    Of the Clippers, he said he’d “never been around any organization that’s better than this one, that’s for sure.”

    He wanted to help the Clippers level up, and in 2021, they took a step. Despite losing Leonard to a torn anterior cruciate ligament in the second round, they still managed to reach the Western Conference finals for the first time. But there’s been no title.

    During an appearance on George’s “Podcast P” show a year ago, West bemoaned the team’s recent postseason misfortune, wondering if perhaps there wasn’t, in fact, a jinx or hex in place.

    I know this: If the stars ever do align and a championship does come the Clippers’ way, West will have helped point them in the right direction.

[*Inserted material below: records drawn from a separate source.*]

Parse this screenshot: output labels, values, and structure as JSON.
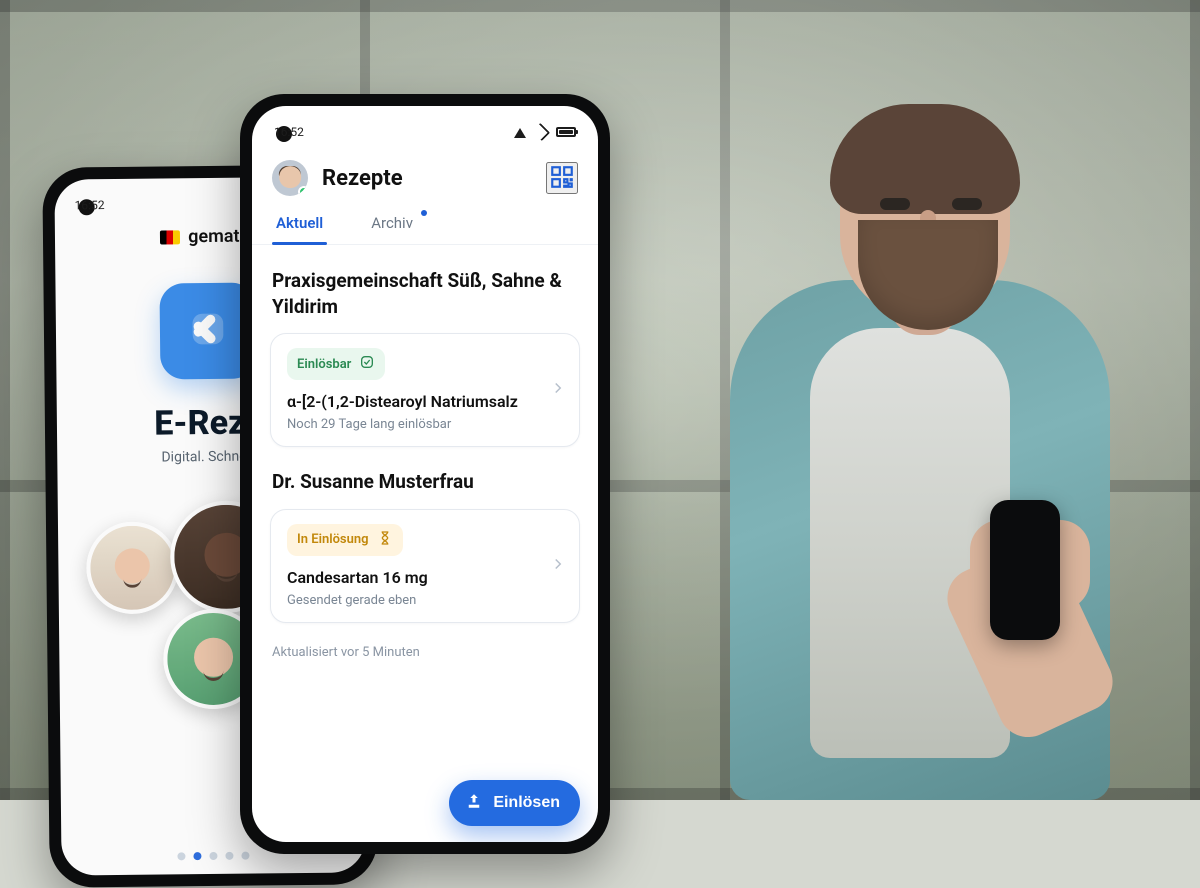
{
  "status": {
    "time": "16:52"
  },
  "back_phone": {
    "brand": "gematik",
    "title": "E-Reze",
    "subtitle": "Digital. Schnell.",
    "pager_count": 5,
    "pager_active_index": 1
  },
  "header": {
    "title": "Rezepte"
  },
  "tabs": {
    "active": "Aktuell",
    "items": [
      {
        "label": "Aktuell",
        "has_dot": false
      },
      {
        "label": "Archiv",
        "has_dot": true
      }
    ]
  },
  "sections": [
    {
      "practice": "Praxisgemeinschaft Süß, Sahne & Yildirim",
      "status_kind": "green",
      "status_label": "Einlösbar",
      "med_name": "α-[2-(1,2-Distearoyl Natriumsalz",
      "meta": "Noch 29 Tage lang einlösbar"
    },
    {
      "practice": "Dr. Susanne Musterfrau",
      "status_kind": "amber",
      "status_label": "In Einlösung",
      "med_name": "Candesartan 16 mg",
      "meta": "Gesendet gerade eben"
    }
  ],
  "updated_label": "Aktualisiert vor 5 Minuten",
  "fab_label": "Einlösen",
  "colors": {
    "primary": "#246be0",
    "green": "#2b8a53",
    "amber": "#c2880b"
  }
}
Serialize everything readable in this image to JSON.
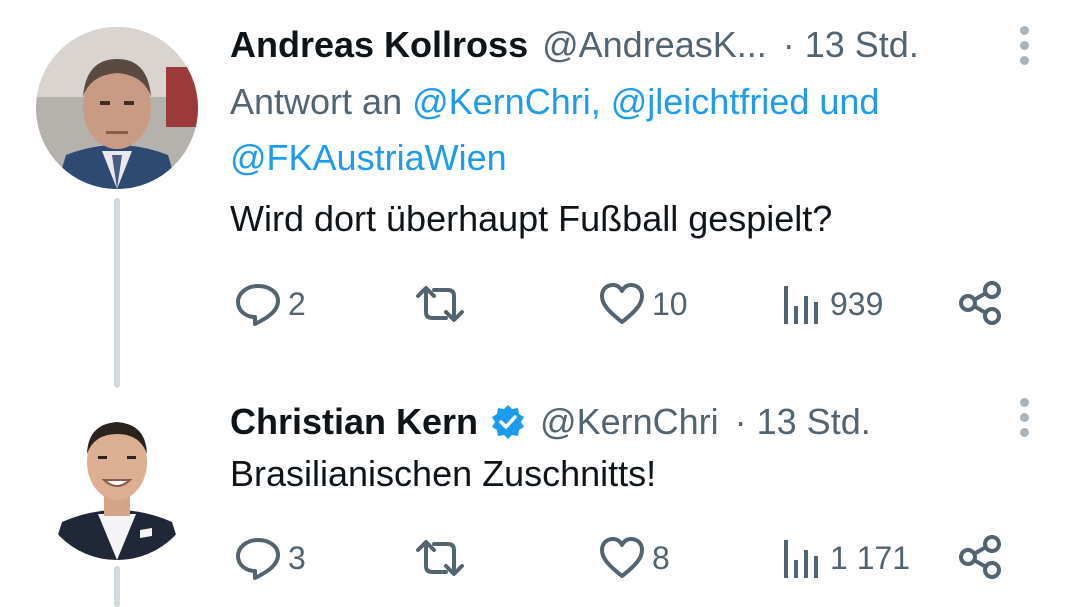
{
  "tweets": [
    {
      "name": "Andreas Kollross",
      "handle": "@AndreasK...",
      "separator": "·",
      "time": "13 Std.",
      "verified": false,
      "replying_prefix": "Antwort an",
      "mentions": [
        "@KernChri,",
        "@jleichtfried",
        "und",
        "@FKAustriaWien"
      ],
      "text": "Wird dort überhaupt Fußball gespielt?",
      "replies": "2",
      "retweets": "",
      "likes": "10",
      "views": "939"
    },
    {
      "name": "Christian Kern",
      "handle": "@KernChri",
      "separator": "·",
      "time": "13 Std.",
      "verified": true,
      "text": "Brasilianischen Zuschnitts!",
      "replies": "3",
      "retweets": "",
      "likes": "8",
      "views": "1 171"
    }
  ],
  "icons": {
    "reply": "reply-bubble-icon",
    "retweet": "retweet-arrows-icon",
    "like": "heart-icon",
    "views": "bar-chart-icon",
    "share": "share-nodes-icon",
    "more": "more-vertical-icon",
    "verified": "verified-badge-icon"
  },
  "colors": {
    "link": "#1d9bf0",
    "muted": "#536471",
    "text": "#0f1419",
    "thread_line": "#cfd9de"
  }
}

And the Clippers will absolutely, happily continue to give him the credit he’s due.

    On behalf of Tyronn Lue, on the passing of Jerry West.

    — LA Clippers (@LAClippers) June 12, 2024

    ​ Orange County Register